Required action
Although the entries contain pictures, only their words should be duplicated exactly.

[Website and app data records]
****************************************

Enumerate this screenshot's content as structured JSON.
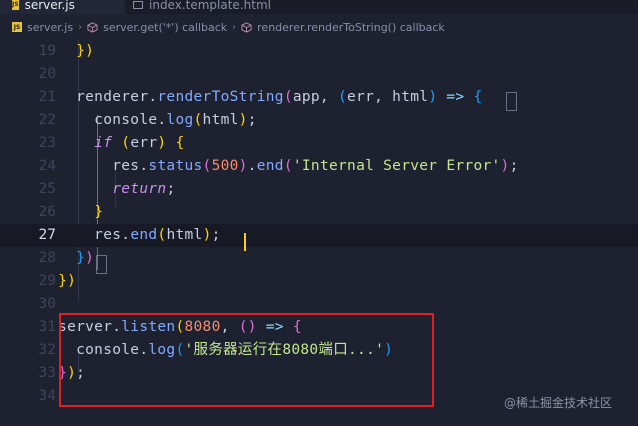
{
  "tabs": [
    {
      "badge": "JS",
      "name": "server.js",
      "modified": true
    },
    {
      "name": "index.template.html"
    }
  ],
  "breadcrumb": {
    "badge": "JS",
    "file": "server.js",
    "items": [
      "server.get('*') callback",
      "renderer.renderToString() callback"
    ]
  },
  "editor": {
    "current_line": 27,
    "lines": [
      {
        "n": "19",
        "tokens": [
          [
            "    ",
            "plain"
          ],
          [
            "})",
            "b1"
          ]
        ]
      },
      {
        "n": "20",
        "tokens": []
      },
      {
        "n": "21",
        "tokens": [
          [
            "    renderer.",
            "plain"
          ],
          [
            "renderToString",
            "fn"
          ],
          [
            "(",
            "b2"
          ],
          [
            "app, ",
            "plain"
          ],
          [
            "(",
            "b3"
          ],
          [
            "err, html",
            "plain"
          ],
          [
            ")",
            "b3"
          ],
          [
            " ",
            "plain"
          ],
          [
            "=>",
            "op"
          ],
          [
            " ",
            "plain"
          ],
          [
            "{",
            "b3"
          ]
        ]
      },
      {
        "n": "22",
        "tokens": [
          [
            "      console.",
            "plain"
          ],
          [
            "log",
            "fn"
          ],
          [
            "(",
            "b1"
          ],
          [
            "html",
            "plain"
          ],
          [
            ")",
            "b1"
          ],
          [
            ";",
            "plain"
          ]
        ]
      },
      {
        "n": "23",
        "tokens": [
          [
            "      ",
            "plain"
          ],
          [
            "if",
            "kw"
          ],
          [
            " ",
            "plain"
          ],
          [
            "(",
            "b1"
          ],
          [
            "err",
            "plain"
          ],
          [
            ")",
            "b1"
          ],
          [
            " ",
            "plain"
          ],
          [
            "{",
            "b1"
          ]
        ]
      },
      {
        "n": "24",
        "tokens": [
          [
            "        res.",
            "plain"
          ],
          [
            "status",
            "fn"
          ],
          [
            "(",
            "b2"
          ],
          [
            "500",
            "num"
          ],
          [
            ")",
            "b2"
          ],
          [
            ".",
            "plain"
          ],
          [
            "end",
            "fn"
          ],
          [
            "(",
            "b2"
          ],
          [
            "'Internal Server Error'",
            "str"
          ],
          [
            ")",
            "b2"
          ],
          [
            ";",
            "plain"
          ]
        ]
      },
      {
        "n": "25",
        "tokens": [
          [
            "        ",
            "plain"
          ],
          [
            "return",
            "kw"
          ],
          [
            ";",
            "plain"
          ]
        ]
      },
      {
        "n": "26",
        "tokens": [
          [
            "      ",
            "plain"
          ],
          [
            "}",
            "b1"
          ]
        ]
      },
      {
        "n": "27",
        "tokens": [
          [
            "      res.",
            "plain"
          ],
          [
            "end",
            "fn"
          ],
          [
            "(",
            "b1"
          ],
          [
            "html",
            "plain"
          ],
          [
            ")",
            "b1"
          ],
          [
            ";",
            "plain"
          ]
        ]
      },
      {
        "n": "28",
        "tokens": [
          [
            "    ",
            "plain"
          ],
          [
            "}",
            "b3"
          ],
          [
            ")",
            "b2"
          ]
        ]
      },
      {
        "n": "29",
        "tokens": [
          [
            "  ",
            "plain"
          ],
          [
            "})",
            "b1"
          ]
        ]
      },
      {
        "n": "30",
        "tokens": []
      },
      {
        "n": "31",
        "tokens": [
          [
            "  server.",
            "plain"
          ],
          [
            "listen",
            "fn"
          ],
          [
            "(",
            "b1"
          ],
          [
            "8080",
            "num"
          ],
          [
            ", ",
            "plain"
          ],
          [
            "(",
            "b2"
          ],
          [
            ")",
            "b2"
          ],
          [
            " ",
            "plain"
          ],
          [
            "=>",
            "op"
          ],
          [
            " ",
            "plain"
          ],
          [
            "{",
            "b2"
          ]
        ]
      },
      {
        "n": "32",
        "tokens": [
          [
            "    console.",
            "plain"
          ],
          [
            "log",
            "fn"
          ],
          [
            "(",
            "b3"
          ],
          [
            "'服务器运行在8080端口...'",
            "str"
          ],
          [
            ")",
            "b3"
          ]
        ]
      },
      {
        "n": "33",
        "tokens": [
          [
            "  ",
            "plain"
          ],
          [
            "}",
            "b2"
          ],
          [
            ")",
            "b1"
          ],
          [
            ";",
            "plain"
          ]
        ]
      },
      {
        "n": "34",
        "tokens": []
      }
    ]
  },
  "watermark": "@稀土掘金技术社区",
  "colors": {
    "background": "#1e2130",
    "highlight_box": "#e02020",
    "cursor": "#ffcc00"
  }
}
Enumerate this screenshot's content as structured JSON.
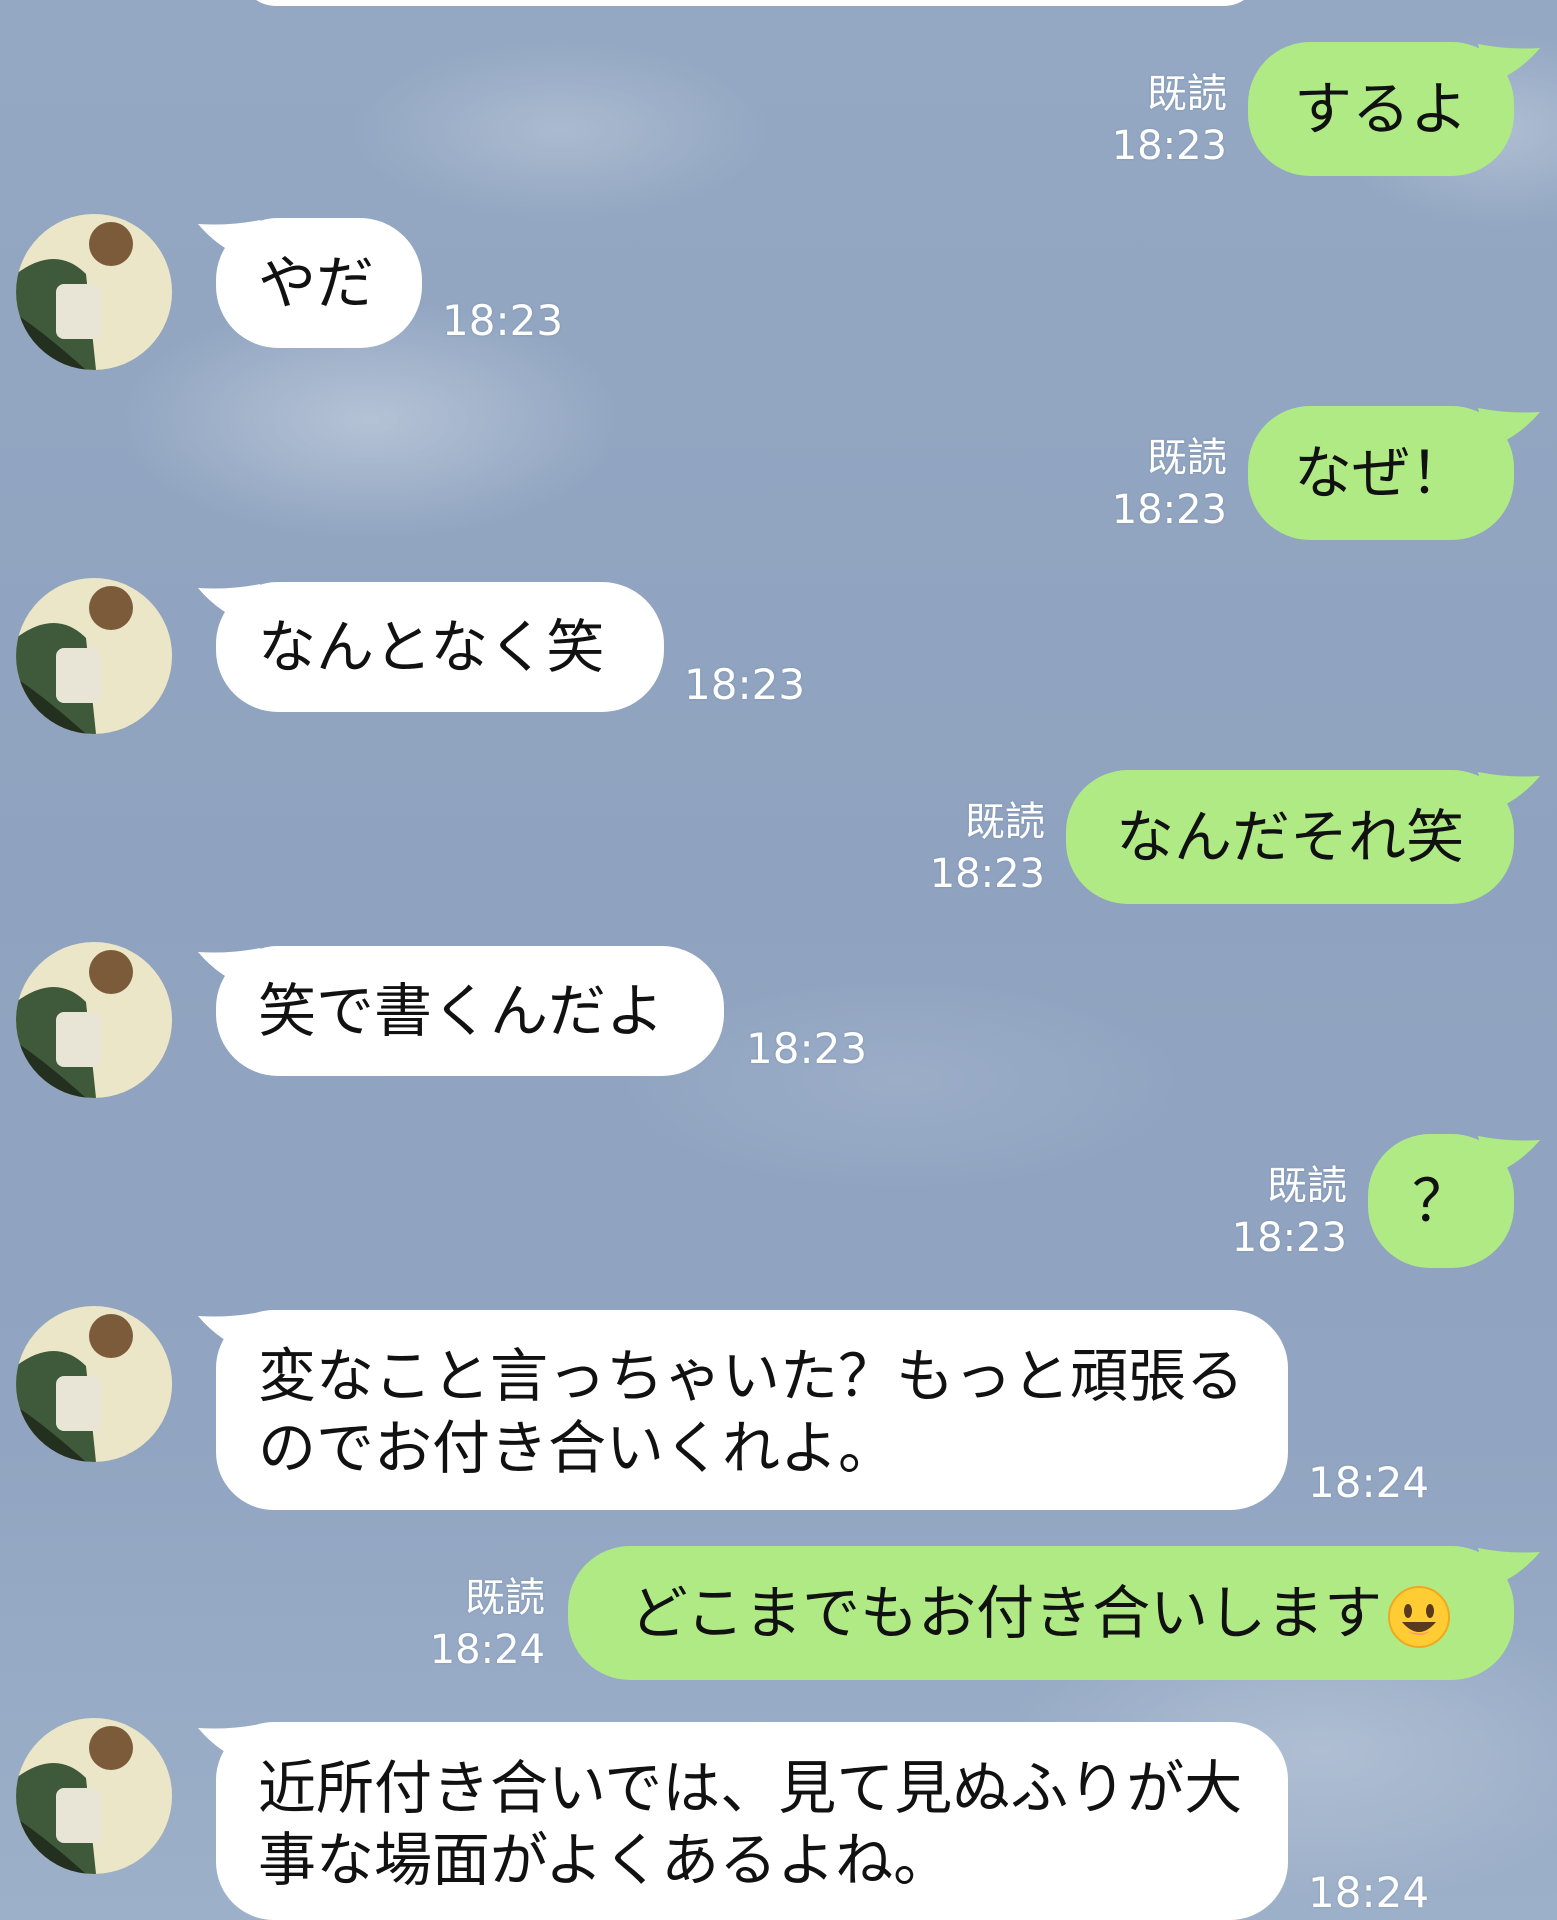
{
  "messages": [
    {
      "side": "out",
      "text": "するよ",
      "read": "既読",
      "time": "18:23"
    },
    {
      "side": "in",
      "text": "やだ",
      "time": "18:23"
    },
    {
      "side": "out",
      "text": "なぜ！",
      "read": "既読",
      "time": "18:23"
    },
    {
      "side": "in",
      "text": "なんとなく笑",
      "time": "18:23"
    },
    {
      "side": "out",
      "text": "なんだそれ笑",
      "read": "既読",
      "time": "18:23"
    },
    {
      "side": "in",
      "text": "笑で書くんだよ",
      "time": "18:23"
    },
    {
      "side": "out",
      "text": "？",
      "read": "既読",
      "time": "18:23"
    },
    {
      "side": "in",
      "text": "変なこと言っちゃいた？もっと頑張るのでお付き合いくれよ。",
      "time": "18:24"
    },
    {
      "side": "out",
      "text": "どこまでもお付き合いします",
      "emoji": "grinning-face-emoji",
      "read": "既読",
      "time": "18:24"
    },
    {
      "side": "in",
      "text": "近所付き合いでは、見て見ぬふりが大事な場面がよくあるよね。",
      "time": "18:24"
    }
  ],
  "colors": {
    "background": "#91a5c2",
    "incoming_bubble": "#ffffff",
    "outgoing_bubble": "#b0ea85",
    "meta_text": "#ffffff",
    "message_text": "#111111"
  }
}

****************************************

Solution
Enumerate this screenshot's content as structured JSON.
{
  "tabs": [
    {
      "badge": "JS",
      "name": "server.js",
      "modified": true
    },
    {
      "name": "index.template.html"
    }
  ],
  "breadcrumb": {
    "badge": "JS",
    "file": "server.js",
    "items": [
      "server.get('*') callback",
      "renderer.renderToString() callback"
    ]
  },
  "editor": {
    "current_line": 27,
    "lines": [
      {
        "n": "19",
        "tokens": [
          [
            "    ",
            "plain"
          ],
          [
            "})",
            "b1"
          ]
        ]
      },
      {
        "n": "20",
        "tokens": []
      },
      {
        "n": "21",
        "tokens": [
          [
            "    renderer.",
            "plain"
          ],
          [
            "renderToString",
            "fn"
          ],
          [
            "(",
            "b2"
          ],
          [
            "app, ",
            "plain"
          ],
          [
            "(",
            "b3"
          ],
          [
            "err, html",
            "plain"
          ],
          [
            ")",
            "b3"
          ],
          [
            " ",
            "plain"
          ],
          [
            "=>",
            "op"
          ],
          [
            " ",
            "plain"
          ],
          [
            "{",
            "b3"
          ]
        ]
      },
      {
        "n": "22",
        "tokens": [
          [
            "      console.",
            "plain"
          ],
          [
            "log",
            "fn"
          ],
          [
            "(",
            "b1"
          ],
          [
            "html",
            "plain"
          ],
          [
            ")",
            "b1"
          ],
          [
            ";",
            "plain"
          ]
        ]
      },
      {
        "n": "23",
        "tokens": [
          [
            "      ",
            "plain"
          ],
          [
            "if",
            "kw"
          ],
          [
            " ",
            "plain"
          ],
          [
            "(",
            "b1"
          ],
          [
            "err",
            "plain"
          ],
          [
            ")",
            "b1"
          ],
          [
            " ",
            "plain"
          ],
          [
            "{",
            "b1"
          ]
        ]
      },
      {
        "n": "24",
        "tokens": [
          [
            "        res.",
            "plain"
          ],
          [
            "status",
            "fn"
          ],
          [
            "(",
            "b2"
          ],
          [
            "500",
            "num"
          ],
          [
            ")",
            "b2"
          ],
          [
            ".",
            "plain"
          ],
          [
            "end",
            "fn"
          ],
          [
            "(",
            "b2"
          ],
          [
            "'Internal Server Error'",
            "str"
          ],
          [
            ")",
            "b2"
          ],
          [
            ";",
            "plain"
          ]
        ]
      },
      {
        "n": "25",
        "tokens": [
          [
            "        ",
            "plain"
          ],
          [
            "return",
            "kw"
          ],
          [
            ";",
            "plain"
          ]
        ]
      },
      {
        "n": "26",
        "tokens": [
          [
            "      ",
            "plain"
          ],
          [
            "}",
            "b1"
          ]
        ]
      },
      {
        "n": "27",
        "tokens": [
          [
            "      res.",
            "plain"
          ],
          [
            "end",
            "fn"
          ],
          [
            "(",
            "b1"
          ],
          [
            "html",
            "plain"
          ],
          [
            ")",
            "b1"
          ],
          [
            ";",
            "plain"
          ]
        ]
      },
      {
        "n": "28",
        "tokens": [
          [
            "    ",
            "plain"
          ],
          [
            "}",
            "b3"
          ],
          [
            ")",
            "b2"
          ]
        ]
      },
      {
        "n": "29",
        "tokens": [
          [
            "  ",
            "plain"
          ],
          [
            "})",
            "b1"
          ]
        ]
      },
      {
        "n": "30",
        "tokens": []
      },
      {
        "n": "31",
        "tokens": [
          [
            "  server.",
            "plain"
          ],
          [
            "listen",
            "fn"
          ],
          [
            "(",
            "b1"
          ],
          [
            "8080",
            "num"
          ],
          [
            ", ",
            "plain"
          ],
          [
            "(",
            "b2"
          ],
          [
            ")",
            "b2"
          ],
          [
            " ",
            "plain"
          ],
          [
            "=>",
            "op"
          ],
          [
            " ",
            "plain"
          ],
          [
            "{",
            "b2"
          ]
        ]
      },
      {
        "n": "32",
        "tokens": [
          [
            "    console.",
            "plain"
          ],
          [
            "log",
            "fn"
          ],
          [
            "(",
            "b3"
          ],
          [
            "'服务器运行在8080端口...'",
            "str"
          ],
          [
            ")",
            "b3"
          ]
        ]
      },
      {
        "n": "33",
        "tokens": [
          [
            "  ",
            "plain"
          ],
          [
            "}",
            "b2"
          ],
          [
            ")",
            "b1"
          ],
          [
            ";",
            "plain"
          ]
        ]
      },
      {
        "n": "34",
        "tokens": []
      }
    ]
  },
  "watermark": "@稀土掘金技术社区",
  "colors": {
    "background": "#1e2130",
    "highlight_box": "#e02020",
    "cursor": "#ffcc00"
  }
}
Enumerate this screenshot's content as structured JSON.
{
  "messages": [
    {
      "side": "out",
      "text": "するよ",
      "read": "既読",
      "time": "18:23"
    },
    {
      "side": "in",
      "text": "やだ",
      "time": "18:23"
    },
    {
      "side": "out",
      "text": "なぜ！",
      "read": "既読",
      "time": "18:23"
    },
    {
      "side": "in",
      "text": "なんとなく笑",
      "time": "18:23"
    },
    {
      "side": "out",
      "text": "なんだそれ笑",
      "read": "既読",
      "time": "18:23"
    },
    {
      "side": "in",
      "text": "笑で書くんだよ",
      "time": "18:23"
    },
    {
      "side": "out",
      "text": "？",
      "read": "既読",
      "time": "18:23"
    },
    {
      "side": "in",
      "text": "変なこと言っちゃいた？もっと頑張るのでお付き合いくれよ。",
      "time": "18:24"
    },
    {
      "side": "out",
      "text": "どこまでもお付き合いします",
      "emoji": "grinning-face-emoji",
      "read": "既読",
      "time": "18:24"
    },
    {
      "side": "in",
      "text": "近所付き合いでは、見て見ぬふりが大事な場面がよくあるよね。",
      "time": "18:24"
    }
  ],
  "colors": {
    "background": "#91a5c2",
    "incoming_bubble": "#ffffff",
    "outgoing_bubble": "#b0ea85",
    "meta_text": "#ffffff",
    "message_text": "#111111"
  }
}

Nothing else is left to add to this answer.